The End of the World and the Ends of God: Science and Theology on Eschatology, edited by John Polkinghorne and Michael Welker
Popular media--and certain theologians--too often characterize theology and religion as being at war, with an occasional DMZ between science and its "facts" on the one side, and religion and its "feelings" on the other. Such caricatures ignore the way modern science has been nurtured by Christian doctrines and the practice of Christian scientists such as Copernicus, Galileo and Maxwell. They seem unaware that 20th-century developments in quantum mechanics have opened some scientists to theological discussions.
Michael Welker and John Polkinghorne are particularly able to guide theology and science at a new frontier: eschatology. Welker, a theologian at Heidelberg, has a remarkable ability to integrate theology with other disciplines such as sociology and media studies. Polkinghorne, an ordained Anglican priest, has built on an international reputation as professor of mathematical physics at Cambridge.
Their elegant collection of essays explores the subject of the world's end from the perspectives of physics, brain research, psychology, biblical studies, systematic theology and philosophy. Contributors include such scholars as Walter Brueggemann, Detlef Linke, Jürgen Moltmann, William Schweiker, Janet Martin Soskice, Kathryn Tanner, Miroslav Volf and Hans Weder. All participated in a multiyear consultation under the auspices of the Center of Theological Inquiry, and publicly presented their findings at Princeton University in March 2000.
Welker and Polkinghorne present a guiding motif of continuity/discontinuity in the introduction. For example, eschatology speaks of a resurrected body (continuity), but simultaneously asserts that "flesh and blood will not inherit the kingdom." Broadly speaking, continuity allows for a substantive interchange between the fields and discontinuity for original theological contributions.
The book focuses on the natural sciences, the cultural sciences and ethics, the biblical traditions, theology and spirituality. Polkinghorne's compact essay masterfully introduces the basic scientific issues related to the Christian doctrines about the last things. Concluding that "an unaided scientific account of the world does not succeed in making complete sense of cosmic history," he sketches the need for a theological understanding of reality.
The book's most outstanding essay is Soskice's demonstration of how the death of the Enlightenment "man" resonates in our postmodern age as the death of hope. She suggests that the contemporary problem is not the impressive knowledge of science (à la Lyotard), but "anthropological and as such a crisis of hope."

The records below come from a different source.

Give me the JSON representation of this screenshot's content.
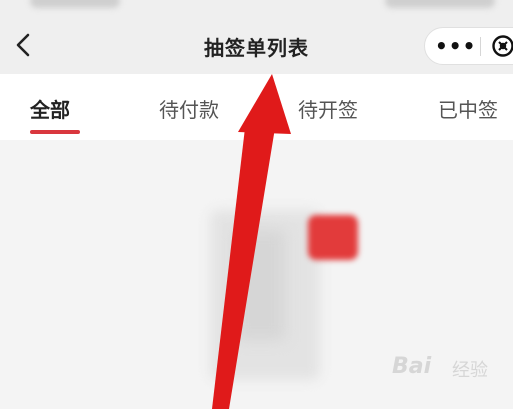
{
  "navbar": {
    "title": "抽签单列表",
    "more_label": "•••"
  },
  "tabs": [
    {
      "label": "全部",
      "active": true
    },
    {
      "label": "待付款",
      "active": false
    },
    {
      "label": "待开签",
      "active": false
    },
    {
      "label": "已中签",
      "active": false
    }
  ],
  "icons": {
    "back": "chevron-left-icon",
    "close": "close-circle-icon"
  },
  "watermark": {
    "logo": "Bai",
    "text": "经验"
  },
  "colors": {
    "accent": "#d9373e",
    "annotation_arrow": "#e01a1a"
  }
}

The section of the book devoted to the biblical traditions shows excellent biblical scholarship but little interaction with science. Donald Juel states that he respects scientists who find "their probings and discoveries theologically ambiguous at best . . . What the Christian tradition has to offer is not an easy word but the gospel of the crucified and risen Christ."
Writing about the resurrection of Jesus and eternal life, Welker uses Jan Assmann's idea of "cultural memory" to create his own category of "canonical memory." The concept is suggestive but needs more elaboration than a short essay allows. Canonical memory is an important "dimension of faith and of the workings of the Spirit." It is by the Spirit and by faith that the pivotal doctrine of Christ's resurrection "does not sink to a merely historical remembrance" and that "the incarnated Christ is present in a way that allows witnesses to gain a share in this life."
Eschatology, the least "grounded" of doctrines, represents for many little more than a pious wish. Therefore, the authors of this volume face a formidable task. They certainly present fresh insights. That their essays do not fully exhaust the subject merely indicates the size of the challenge.